  11. Results: Minority Influence • Control condition not exposed to the minority only said green twice—less than 1% of the responses. • Among those exposed to minority view almost 10% of the total responses were green and 32% of the subjects reported seeing green at least once. • Evidence for minority influence.

  12. Key Question: HOW do minorities have influence • When do minorities have influence and how? • The answer lies in understanding their style of argumentation and how different styles are interpreted by the majority. • Consider the following cases.

  13. The Case of Freud • Victorian Era: Books on etiquette were bestsellers. Women were revered for their virginity and simplicity. Sex was never discussed in public. • Freud: Proposed a theory of infantile sexuality, children can have hostile and erotic feelings, and a son can desire his mother. • Reaction: Freud’s work was censored, he was called a pervert, his followers were “paranoid psychopaths”

  14. The Case of Galileo • Catholic church: Held the conviction (based on their interpretation of the bible) that the earth was the center of the universe and that the sun rotated about the earth. • Galileo: Argued that the earth rotated around the sun. • Reaction: Brought before the inquisition and forced to recant under threat of torture.

  15. How did Freud and Galileo exert influence? • Conventional wisdom tells us that we must win friends to influence people. • Therefore, they should have first conformed to the group, demonstrated their competence and then slowly shifted their view over time. • A minority must earn “idiosyncracy credit” to have influence (Hollander, 1964).

  16. Evidence for the power of consistency • Freud responded, “I think therefore that one has to be content to state one’s point of view and relate one’s experiences in as clear and decided a way as possible and not trouble too much about the reaction of one’s audiences.” • Galileo responded by publishing more evidence in support of his theories. • KEY: Majority made certain assumptions about them based on their behavior.

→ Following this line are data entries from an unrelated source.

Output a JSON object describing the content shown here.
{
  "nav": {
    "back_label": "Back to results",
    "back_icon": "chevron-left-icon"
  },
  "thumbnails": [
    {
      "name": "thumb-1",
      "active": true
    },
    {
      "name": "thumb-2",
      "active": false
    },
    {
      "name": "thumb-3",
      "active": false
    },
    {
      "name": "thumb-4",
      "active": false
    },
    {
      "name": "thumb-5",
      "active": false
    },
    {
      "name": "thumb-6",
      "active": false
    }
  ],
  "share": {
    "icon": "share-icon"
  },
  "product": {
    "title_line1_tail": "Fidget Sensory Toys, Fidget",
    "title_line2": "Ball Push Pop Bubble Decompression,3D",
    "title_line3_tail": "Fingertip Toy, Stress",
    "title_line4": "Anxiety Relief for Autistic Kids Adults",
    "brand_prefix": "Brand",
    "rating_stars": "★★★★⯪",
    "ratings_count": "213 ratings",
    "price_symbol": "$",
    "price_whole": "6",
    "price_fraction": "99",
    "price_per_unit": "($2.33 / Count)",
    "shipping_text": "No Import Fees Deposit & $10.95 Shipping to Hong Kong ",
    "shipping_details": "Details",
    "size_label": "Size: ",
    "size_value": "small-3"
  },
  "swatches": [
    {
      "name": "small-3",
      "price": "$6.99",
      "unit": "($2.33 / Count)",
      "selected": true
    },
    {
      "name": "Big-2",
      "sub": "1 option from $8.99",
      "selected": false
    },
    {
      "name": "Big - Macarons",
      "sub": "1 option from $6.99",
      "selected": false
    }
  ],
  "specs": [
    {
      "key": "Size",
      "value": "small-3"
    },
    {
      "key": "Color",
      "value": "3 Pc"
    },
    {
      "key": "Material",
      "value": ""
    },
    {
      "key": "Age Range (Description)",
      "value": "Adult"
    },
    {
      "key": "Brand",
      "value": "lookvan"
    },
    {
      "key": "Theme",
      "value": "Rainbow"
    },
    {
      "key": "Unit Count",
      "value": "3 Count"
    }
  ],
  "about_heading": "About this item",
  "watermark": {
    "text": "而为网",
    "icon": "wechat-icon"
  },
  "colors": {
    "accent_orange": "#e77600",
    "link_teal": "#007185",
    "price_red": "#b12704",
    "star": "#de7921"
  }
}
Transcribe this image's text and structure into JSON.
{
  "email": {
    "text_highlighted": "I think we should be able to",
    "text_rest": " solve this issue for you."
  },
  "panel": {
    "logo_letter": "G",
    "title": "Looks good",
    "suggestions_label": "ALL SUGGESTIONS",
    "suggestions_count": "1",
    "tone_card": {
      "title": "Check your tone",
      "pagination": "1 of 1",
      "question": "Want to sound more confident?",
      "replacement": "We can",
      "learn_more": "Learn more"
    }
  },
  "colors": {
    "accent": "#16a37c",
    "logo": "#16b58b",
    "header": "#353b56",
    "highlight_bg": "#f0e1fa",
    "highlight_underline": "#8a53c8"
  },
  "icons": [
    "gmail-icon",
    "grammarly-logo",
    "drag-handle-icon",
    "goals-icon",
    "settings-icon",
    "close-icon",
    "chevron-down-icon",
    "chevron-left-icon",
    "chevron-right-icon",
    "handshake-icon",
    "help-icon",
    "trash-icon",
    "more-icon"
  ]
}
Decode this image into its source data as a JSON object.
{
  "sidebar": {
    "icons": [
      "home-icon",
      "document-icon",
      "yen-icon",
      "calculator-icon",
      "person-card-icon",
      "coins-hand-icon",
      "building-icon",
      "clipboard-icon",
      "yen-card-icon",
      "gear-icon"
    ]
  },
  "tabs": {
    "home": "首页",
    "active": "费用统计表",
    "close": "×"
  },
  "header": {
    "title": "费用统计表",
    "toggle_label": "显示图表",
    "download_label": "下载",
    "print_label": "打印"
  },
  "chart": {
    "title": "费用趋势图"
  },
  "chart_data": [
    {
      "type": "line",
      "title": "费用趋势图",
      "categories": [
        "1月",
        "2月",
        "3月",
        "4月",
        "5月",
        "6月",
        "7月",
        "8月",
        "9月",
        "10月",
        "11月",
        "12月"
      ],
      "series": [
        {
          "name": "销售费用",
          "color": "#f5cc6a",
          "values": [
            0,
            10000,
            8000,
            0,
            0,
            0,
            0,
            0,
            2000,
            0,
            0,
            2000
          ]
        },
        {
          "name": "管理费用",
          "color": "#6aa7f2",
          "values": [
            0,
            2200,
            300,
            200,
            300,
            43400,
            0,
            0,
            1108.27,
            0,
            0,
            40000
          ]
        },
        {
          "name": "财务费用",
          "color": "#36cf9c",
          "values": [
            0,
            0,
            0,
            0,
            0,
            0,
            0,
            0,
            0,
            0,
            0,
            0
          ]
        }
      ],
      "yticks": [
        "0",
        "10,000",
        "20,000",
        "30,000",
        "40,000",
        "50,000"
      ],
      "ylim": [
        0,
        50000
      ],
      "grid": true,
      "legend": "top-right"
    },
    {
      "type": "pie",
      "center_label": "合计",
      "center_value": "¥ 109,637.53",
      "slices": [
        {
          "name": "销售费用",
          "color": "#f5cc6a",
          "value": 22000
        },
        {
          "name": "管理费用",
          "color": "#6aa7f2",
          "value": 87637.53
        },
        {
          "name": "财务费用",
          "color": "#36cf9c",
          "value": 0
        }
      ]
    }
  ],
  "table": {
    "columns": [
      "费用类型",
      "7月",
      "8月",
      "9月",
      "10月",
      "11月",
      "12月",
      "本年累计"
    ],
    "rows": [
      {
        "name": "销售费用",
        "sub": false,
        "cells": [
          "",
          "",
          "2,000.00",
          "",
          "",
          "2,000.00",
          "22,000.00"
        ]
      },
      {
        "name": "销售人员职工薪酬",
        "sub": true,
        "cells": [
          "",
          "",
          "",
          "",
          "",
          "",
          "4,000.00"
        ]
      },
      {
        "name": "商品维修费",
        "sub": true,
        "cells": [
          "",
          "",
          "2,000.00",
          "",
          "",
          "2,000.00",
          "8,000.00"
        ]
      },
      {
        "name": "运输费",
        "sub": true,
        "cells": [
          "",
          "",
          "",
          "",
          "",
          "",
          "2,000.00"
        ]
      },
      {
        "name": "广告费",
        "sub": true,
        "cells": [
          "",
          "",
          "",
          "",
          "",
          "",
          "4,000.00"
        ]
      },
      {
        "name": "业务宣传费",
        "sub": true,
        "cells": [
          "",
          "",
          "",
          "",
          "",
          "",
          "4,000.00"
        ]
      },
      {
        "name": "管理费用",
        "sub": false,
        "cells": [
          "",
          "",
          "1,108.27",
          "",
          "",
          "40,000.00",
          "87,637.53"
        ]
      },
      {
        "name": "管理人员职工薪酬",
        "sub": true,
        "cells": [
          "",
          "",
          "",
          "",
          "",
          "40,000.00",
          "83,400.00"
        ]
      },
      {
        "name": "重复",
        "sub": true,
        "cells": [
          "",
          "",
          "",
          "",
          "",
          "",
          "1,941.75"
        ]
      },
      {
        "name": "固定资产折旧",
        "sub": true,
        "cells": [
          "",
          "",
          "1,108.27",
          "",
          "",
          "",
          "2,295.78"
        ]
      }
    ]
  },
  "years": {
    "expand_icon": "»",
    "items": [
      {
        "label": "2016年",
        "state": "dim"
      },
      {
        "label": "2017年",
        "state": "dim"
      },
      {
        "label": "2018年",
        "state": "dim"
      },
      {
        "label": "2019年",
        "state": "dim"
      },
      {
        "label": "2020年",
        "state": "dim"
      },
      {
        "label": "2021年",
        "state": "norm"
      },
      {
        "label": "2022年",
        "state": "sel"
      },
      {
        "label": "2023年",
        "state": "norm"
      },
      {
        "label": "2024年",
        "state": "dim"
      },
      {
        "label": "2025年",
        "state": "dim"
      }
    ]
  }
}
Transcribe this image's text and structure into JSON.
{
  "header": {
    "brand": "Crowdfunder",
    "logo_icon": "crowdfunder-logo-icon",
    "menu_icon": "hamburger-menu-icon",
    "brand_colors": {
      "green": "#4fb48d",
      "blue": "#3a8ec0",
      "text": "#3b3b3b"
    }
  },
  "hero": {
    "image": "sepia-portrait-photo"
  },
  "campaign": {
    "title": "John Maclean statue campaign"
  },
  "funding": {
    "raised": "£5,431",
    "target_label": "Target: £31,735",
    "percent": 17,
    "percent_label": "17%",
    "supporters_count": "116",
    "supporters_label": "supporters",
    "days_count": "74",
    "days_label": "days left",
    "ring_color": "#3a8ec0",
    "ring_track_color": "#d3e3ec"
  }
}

  17. When Do Minorities Have Influence? • Minorities have the most influence when they are consistent and maintain their viewpoint over time. • Consistency triggers an attribution of confidence. • Result: Maybe they know something I don’t? Gains legitimacy and the potential to have influence. • Bottom Line: One need NOT win friends to influence people. Does this theory fit with your personal experiences? Have you ever witnessed a minority view come to be accepted within a group?

  18. Caveat to Consistency: Appearing Dogmatic • Exception when consistency is perceived to be dogmatic. • Mindless repetition, while consistent, does not lead to influence. People must be able to argue their position in a flexible way. • Flexible: Ability to alternate between more than one counter-argument while maintaining the consistency of one’s viewpoint. • Question: How can you differentiate between being consistent and being dogmatic? Is it always possible?

  19. The Dilemma of the Double Minority • Double Minority: When a person is a minority both in terms of their belief but also in terms of the social categories to which they belong. • Double minorities tend to be less persuasive: A gay person arguing for gay marriage is less persuasive than a straight person arguing for gay marriage. • Important role of assumed self interest.

  20. Are Majority and Minority Influence Really the Same? • Social Impact Theory: Influence is a multiplicative function of 3 factors: (1) Strength: Status, power, knowledge (2) Immediacy: Proximity in space and time (3) Number: Of group members • All things being equal, the majority will always have greater influence simply because of their larger numbers. • This position has been strongly disputed.

  21. Next Week: Understanding and using minority influence • Two reasons that majority and minority influence are not the same process: • Majority influence results in compliance (going along in public, but not believing in private) while minority influence results in conversion (believing in private without acknowledging it in public). • Minority influence makes people think divergently (open minded), while majority influence makes people think convergently (narrow minded).